- _Source material_:
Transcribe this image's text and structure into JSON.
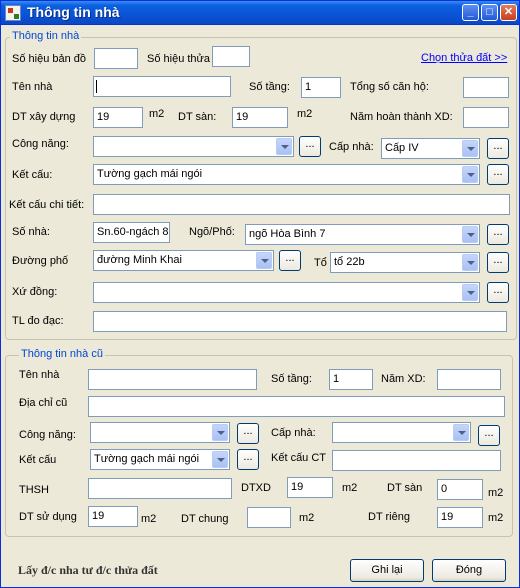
{
  "window": {
    "title": "Thông tin nhà",
    "minimize": "_",
    "maximize": "□",
    "close": "✕"
  },
  "current": {
    "group_title": "Thông tin nhà",
    "so_hieu_ban_do_label": "Số hiệu bản đồ",
    "so_hieu_ban_do_value": "",
    "so_hieu_thua_label": "Số hiệu thửa",
    "so_hieu_thua_value": "",
    "chon_thua_dat_link": "Chọn thửa đất >>",
    "ten_nha_label": "Tên nhà",
    "ten_nha_value": "",
    "so_tang_label": "Số tầng:",
    "so_tang_value": "1",
    "tong_so_can_ho_label": "Tổng số căn hộ:",
    "tong_so_can_ho_value": "",
    "dt_xay_dung_label": "DT xây dựng",
    "dt_xay_dung_value": "19",
    "m2_1": "m2",
    "dt_san_label": "DT sàn:",
    "dt_san_value": "19",
    "m2_2": "m2",
    "nam_hoan_thanh_label": "Năm hoàn thành XD:",
    "nam_hoan_thanh_value": "",
    "cong_nang_label": "Công năng:",
    "cong_nang_value": "",
    "cap_nha_label": "Cấp nhà:",
    "cap_nha_value": "Cấp IV",
    "ket_cau_label": "Kết cấu:",
    "ket_cau_value": "Tường gạch mái ngói",
    "ket_cau_chi_tiet_label": "Kết cấu chi tiết:",
    "ket_cau_chi_tiet_value": "",
    "so_nha_label": "Số nhà:",
    "so_nha_value": "Sn.60-ngách 8",
    "ngo_pho_label": "Ngõ/Phố:",
    "ngo_pho_value": "ngõ Hòa Bình 7",
    "duong_pho_label": "Đường phố",
    "duong_pho_value": "đường Minh Khai",
    "to_label": "Tổ",
    "to_value": "tổ 22b",
    "xu_dong_label": "Xứ đồng:",
    "xu_dong_value": "",
    "tl_do_dac_label": "TL đo đạc:",
    "tl_do_dac_value": ""
  },
  "old": {
    "group_title": "Thông tin nhà cũ",
    "ten_nha_label": "Tên nhà",
    "ten_nha_value": "",
    "so_tang_label": "Số tầng:",
    "so_tang_value": "1",
    "nam_xd_label": "Năm XD:",
    "nam_xd_value": "",
    "dia_chi_cu_label": "Địa chỉ cũ",
    "dia_chi_cu_value": "",
    "cong_nang_label": "Công năng:",
    "cong_nang_value": "",
    "cap_nha_label": "Cấp nhà:",
    "cap_nha_value": "",
    "ket_cau_label": "Kết cấu",
    "ket_cau_value": "Tường gạch mái ngói",
    "ket_cau_ct_label": "Kết cấu CT",
    "ket_cau_ct_value": "",
    "thsh_label": "THSH",
    "thsh_value": "",
    "dtxd_label": "DTXD",
    "dtxd_value": "19",
    "m2_1": "m2",
    "dt_san_label": "DT sàn",
    "dt_san_value": "0",
    "m2_2": "m2",
    "dt_su_dung_label": "DT sử dụng",
    "dt_su_dung_value": "19",
    "m2_3": "m2",
    "dt_chung_label": "DT chung",
    "dt_chung_value": "",
    "m2_4": "m2",
    "dt_rieng_label": "DT riêng",
    "dt_rieng_value": "19",
    "m2_5": "m2"
  },
  "ellipsis": "...",
  "footer": {
    "lay_dc_label": "Lấy đ/c nha tư đ/c thửa đất",
    "ghi_lai": "Ghi lại",
    "dong": "Đóng"
  }
}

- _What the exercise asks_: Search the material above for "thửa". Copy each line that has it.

- _Your response_:
    "so_hieu_thua_label": "Số hiệu thửa",
    "chon_thua_dat_link": "Chọn thửa đất >>",
    "lay_dc_label": "Lấy đ/c nha tư đ/c thửa đất",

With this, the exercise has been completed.